Citing PatentFiling datePublication dateApplicantTitle
US6400110 *May 30, 2000Jun 4, 2002Yazaki CorporationWiper control apparatus
US6555980 *Jul 24, 2001Apr 29, 2003Yazaki CorporationWiper control apparatus
US6577091 *Jul 24, 2001Jun 10, 2003Yazaki CorporationWiper control apparatus
US6624604Nov 14, 2001Sep 23, 2003Yazaki CorporationWiper controller with fault detector device
US6838850 *Jan 11, 2002Jan 4, 2005Murakami CorporationMethod for controlling motorized storing door mirror
US6876531 *Dec 4, 2002Apr 5, 2005Yazaki CorporationDevice for detecting failure of field effect transistor
US6900555 *Apr 9, 2002May 31, 2005Hitachi, Ltd.Electric power supply system for a vehicle
US7528500 *Nov 1, 2007May 5, 2009Hyundai Autonet Co. Ltd.Intelligent wiper control system for vehicle

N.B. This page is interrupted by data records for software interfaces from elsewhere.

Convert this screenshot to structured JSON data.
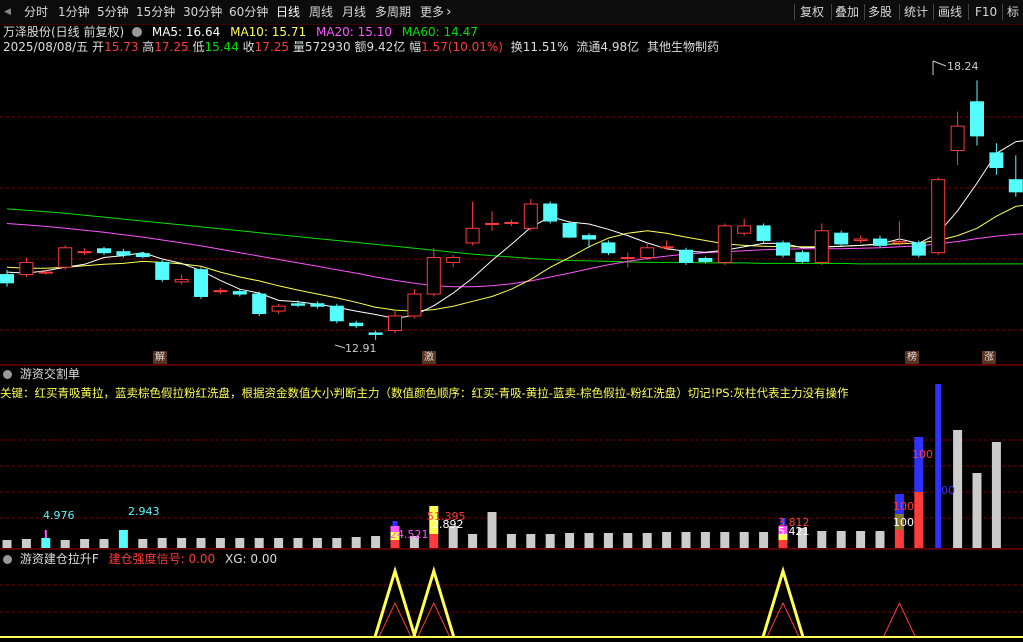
{
  "colors": {
    "up": "#ff3b3b",
    "down": "#54fcfc",
    "ma5": "#ffffff",
    "ma10": "#ffff54",
    "ma20": "#ff54ff",
    "ma60": "#00e000",
    "grid": "#7a0000",
    "bg": "#000000"
  },
  "toolbar": {
    "back_icon": "◀",
    "periods": [
      "分时",
      "1分钟",
      "5分钟",
      "15分钟",
      "30分钟",
      "60分钟",
      "日线",
      "周线",
      "月线",
      "多周期",
      "更多"
    ],
    "more_arrow": "›",
    "right": [
      "复权",
      "叠加",
      "多股",
      "统计",
      "画线",
      "F10",
      "标"
    ]
  },
  "stock": {
    "name": "万泽股份(日线 前复权)",
    "ma5_label": "MA5: 16.64",
    "ma10_label": "MA10: 15.71",
    "ma20_label": "MA20: 15.10",
    "ma60_label": "MA60: 14.47",
    "date": "2025/08/08/五",
    "open_label": "开",
    "open": "15.73",
    "high_label": "高",
    "high": "17.25",
    "low_label": "低",
    "low": "15.44",
    "close_label": "收",
    "close": "17.25",
    "vol_label": "量",
    "vol": "572930",
    "amt_label": "额",
    "amt": "9.42亿",
    "chg_label": "幅",
    "chg": "1.57(10.01%)",
    "turnover": "换11.51%",
    "float": "流通4.98亿",
    "sector": "其他生物制药"
  },
  "price_chart": {
    "high_label": "18.24",
    "low_label": "12.91",
    "markers": [
      "解",
      "激",
      "榜",
      "涨"
    ]
  },
  "panel2": {
    "title": "游资交割单",
    "desc": "关键：红买青吸黄拉，蓝卖棕色假拉粉红洗盘，根据资金数值大小判断主力（数值颜色顺序：红买-青吸-黄拉-蓝卖-棕色假拉-粉红洗盘）切记!PS:灰柱代表主力没有操作",
    "labels": [
      "4.976",
      "2.943",
      "24.521",
      "51.395",
      "2.892",
      "3.812",
      "5.421",
      "100",
      "100",
      "100",
      "100"
    ]
  },
  "panel3": {
    "title": "游资建仓拉升F",
    "signal_label": "建仓强度信号:",
    "signal_value": "0.00",
    "xg_label": "XG:",
    "xg_value": "0.00"
  },
  "chart_data": {
    "type": "candlestick",
    "candles": [
      {
        "o": 14.25,
        "c": 14.08,
        "h": 14.35,
        "l": 14.0
      },
      {
        "o": 14.25,
        "c": 14.5,
        "h": 14.6,
        "l": 14.2
      },
      {
        "o": 14.3,
        "c": 14.3,
        "h": 14.35,
        "l": 14.25
      },
      {
        "o": 14.4,
        "c": 14.8,
        "h": 14.85,
        "l": 14.35
      },
      {
        "o": 14.7,
        "c": 14.72,
        "h": 14.8,
        "l": 14.65
      },
      {
        "o": 14.78,
        "c": 14.7,
        "h": 14.82,
        "l": 14.65
      },
      {
        "o": 14.72,
        "c": 14.65,
        "h": 14.78,
        "l": 14.6
      },
      {
        "o": 14.68,
        "c": 14.62,
        "h": 14.72,
        "l": 14.58
      },
      {
        "o": 14.5,
        "c": 14.15,
        "h": 14.55,
        "l": 14.1
      },
      {
        "o": 14.1,
        "c": 14.15,
        "h": 14.25,
        "l": 14.05
      },
      {
        "o": 14.35,
        "c": 13.8,
        "h": 14.4,
        "l": 13.75
      },
      {
        "o": 13.9,
        "c": 13.92,
        "h": 13.98,
        "l": 13.85
      },
      {
        "o": 13.9,
        "c": 13.85,
        "h": 13.95,
        "l": 13.8
      },
      {
        "o": 13.85,
        "c": 13.45,
        "h": 13.9,
        "l": 13.4
      },
      {
        "o": 13.5,
        "c": 13.6,
        "h": 13.65,
        "l": 13.45
      },
      {
        "o": 13.65,
        "c": 13.62,
        "h": 13.72,
        "l": 13.58
      },
      {
        "o": 13.65,
        "c": 13.6,
        "h": 13.7,
        "l": 13.55
      },
      {
        "o": 13.6,
        "c": 13.3,
        "h": 13.65,
        "l": 13.25
      },
      {
        "o": 13.25,
        "c": 13.2,
        "h": 13.3,
        "l": 13.15
      },
      {
        "o": 13.05,
        "c": 13.02,
        "h": 13.1,
        "l": 12.91
      },
      {
        "o": 13.1,
        "c": 13.4,
        "h": 13.5,
        "l": 13.05
      },
      {
        "o": 13.4,
        "c": 13.85,
        "h": 13.95,
        "l": 13.35
      },
      {
        "o": 13.85,
        "c": 14.6,
        "h": 14.8,
        "l": 13.8
      },
      {
        "o": 14.5,
        "c": 14.6,
        "h": 14.65,
        "l": 14.4
      },
      {
        "o": 14.9,
        "c": 15.2,
        "h": 15.75,
        "l": 14.85
      },
      {
        "o": 15.3,
        "c": 15.3,
        "h": 15.55,
        "l": 15.15
      },
      {
        "o": 15.3,
        "c": 15.32,
        "h": 15.38,
        "l": 15.25
      },
      {
        "o": 15.2,
        "c": 15.7,
        "h": 15.8,
        "l": 15.15
      },
      {
        "o": 15.7,
        "c": 15.35,
        "h": 15.75,
        "l": 15.3
      },
      {
        "o": 15.3,
        "c": 15.02,
        "h": 15.35,
        "l": 15.0
      },
      {
        "o": 15.05,
        "c": 14.98,
        "h": 15.1,
        "l": 14.8
      },
      {
        "o": 14.9,
        "c": 14.7,
        "h": 14.95,
        "l": 14.65
      },
      {
        "o": 14.6,
        "c": 14.6,
        "h": 14.7,
        "l": 14.4
      },
      {
        "o": 14.6,
        "c": 14.8,
        "h": 14.9,
        "l": 14.55
      },
      {
        "o": 14.8,
        "c": 14.82,
        "h": 14.95,
        "l": 14.75
      },
      {
        "o": 14.75,
        "c": 14.5,
        "h": 14.8,
        "l": 14.45
      },
      {
        "o": 14.58,
        "c": 14.52,
        "h": 14.62,
        "l": 14.48
      },
      {
        "o": 14.5,
        "c": 15.25,
        "h": 15.3,
        "l": 14.45
      },
      {
        "o": 15.1,
        "c": 15.25,
        "h": 15.4,
        "l": 15.05
      },
      {
        "o": 15.25,
        "c": 14.95,
        "h": 15.3,
        "l": 14.9
      },
      {
        "o": 14.9,
        "c": 14.65,
        "h": 14.95,
        "l": 14.6
      },
      {
        "o": 14.7,
        "c": 14.52,
        "h": 14.75,
        "l": 14.48
      },
      {
        "o": 14.5,
        "c": 15.15,
        "h": 15.3,
        "l": 14.45
      },
      {
        "o": 15.1,
        "c": 14.88,
        "h": 15.15,
        "l": 14.85
      },
      {
        "o": 14.95,
        "c": 14.98,
        "h": 15.05,
        "l": 14.9
      },
      {
        "o": 14.98,
        "c": 14.85,
        "h": 15.05,
        "l": 14.8
      },
      {
        "o": 14.9,
        "c": 14.93,
        "h": 15.35,
        "l": 14.85
      },
      {
        "o": 14.9,
        "c": 14.65,
        "h": 14.95,
        "l": 14.6
      },
      {
        "o": 14.7,
        "c": 16.2,
        "h": 16.25,
        "l": 14.65
      },
      {
        "o": 16.8,
        "c": 17.3,
        "h": 17.6,
        "l": 16.5
      },
      {
        "o": 17.8,
        "c": 17.1,
        "h": 18.24,
        "l": 16.9
      },
      {
        "o": 16.75,
        "c": 16.45,
        "h": 16.95,
        "l": 16.3
      },
      {
        "o": 16.2,
        "c": 15.95,
        "h": 16.7,
        "l": 15.85
      },
      {
        "o": 15.73,
        "c": 17.25,
        "h": 17.25,
        "l": 15.44
      }
    ],
    "ma5": [
      14.3,
      14.28,
      14.33,
      14.4,
      14.46,
      14.6,
      14.64,
      14.7,
      14.57,
      14.48,
      14.33,
      14.13,
      13.95,
      13.87,
      13.72,
      13.69,
      13.64,
      13.58,
      13.5,
      13.43,
      13.35,
      13.41,
      13.61,
      13.87,
      14.18,
      14.54,
      14.87,
      15.22,
      15.44,
      15.33,
      15.29,
      15.18,
      15.05,
      14.9,
      14.78,
      14.73,
      14.71,
      14.75,
      14.82,
      14.89,
      14.89,
      14.8,
      14.81,
      14.83,
      14.85,
      14.88,
      14.98,
      14.89,
      15.1,
      15.56,
      16.13,
      16.74,
      16.98,
      17.03
    ],
    "ma10": [
      14.4,
      14.38,
      14.38,
      14.4,
      14.43,
      14.46,
      14.48,
      14.52,
      14.5,
      14.47,
      14.42,
      14.3,
      14.2,
      14.12,
      14.02,
      13.93,
      13.85,
      13.77,
      13.68,
      13.58,
      13.52,
      13.5,
      13.53,
      13.6,
      13.7,
      13.8,
      13.95,
      14.15,
      14.4,
      14.6,
      14.82,
      15.0,
      15.1,
      15.15,
      15.1,
      15.02,
      14.95,
      14.88,
      14.85,
      14.83,
      14.82,
      14.82,
      14.82,
      14.83,
      14.85,
      14.87,
      14.88,
      14.9,
      14.95,
      15.05,
      15.2,
      15.45,
      15.65,
      15.71
    ],
    "ma20": [
      15.3,
      15.27,
      15.24,
      15.2,
      15.16,
      15.12,
      15.07,
      15.02,
      14.96,
      14.9,
      14.84,
      14.77,
      14.7,
      14.63,
      14.56,
      14.49,
      14.42,
      14.35,
      14.28,
      14.2,
      14.13,
      14.07,
      14.02,
      14.0,
      14.0,
      14.02,
      14.06,
      14.12,
      14.2,
      14.28,
      14.37,
      14.45,
      14.52,
      14.58,
      14.63,
      14.67,
      14.7,
      14.72,
      14.74,
      14.76,
      14.77,
      14.78,
      14.78,
      14.78,
      14.79,
      14.8,
      14.82,
      14.84,
      14.88,
      14.93,
      14.99,
      15.04,
      15.08,
      15.1
    ],
    "ma60": [
      15.6,
      15.57,
      15.54,
      15.51,
      15.47,
      15.43,
      15.39,
      15.35,
      15.31,
      15.27,
      15.23,
      15.19,
      15.15,
      15.11,
      15.07,
      15.03,
      14.99,
      14.95,
      14.91,
      14.87,
      14.83,
      14.79,
      14.75,
      14.71,
      14.67,
      14.64,
      14.61,
      14.58,
      14.56,
      14.54,
      14.53,
      14.52,
      14.51,
      14.5,
      14.5,
      14.5,
      14.49,
      14.49,
      14.49,
      14.48,
      14.48,
      14.48,
      14.48,
      14.48,
      14.47,
      14.47,
      14.47,
      14.47,
      14.47,
      14.47,
      14.47,
      14.47,
      14.47,
      14.47
    ],
    "ylim": [
      12.7,
      18.7
    ]
  }
}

US7777993 *Oct 5, 2007Aug 17, 2010Sumitomo Wiring Systems, Ltd.Wiper control circuit
CN100552572CSep 24, 2004Oct 21, 2009Smc株式会社Control apparatus for electric actuator
Classifications
U.S. Classification307/10.1, 318/445, 318/472, 318/471, 318/443, 15/250.16
International ClassificationH02H7/085, B60S1/08
Cooperative ClassificationH02H7/0851, B60S1/08
European ClassificationB60S1/08
Legal Events
DateCodeEventDescription
Mar 27, 2012FPExpired due to failure to pay maintenance fee
Effective date: 20120208
Feb 8, 2012LAPSLapse for failure to pay maintenance fees
Sep 12, 2011REMIMaintenance fee reminder mailed
Jul 24, 2007FPAYFee payment
Year of fee payment: 8
Jul 23, 2003FPAYFee payment
Year of fee payment: 4
Mar 23, 1998ASAssignment
Owner name: ROBERT BOSCH GMBH, GERMANY
Free format text: ASSIGNMENT OF ASSIGNORS INTEREST;ASSIGNOR:GRASS, ANSGAR;REEL/FRAME:009236/0287
Effective date: 19971202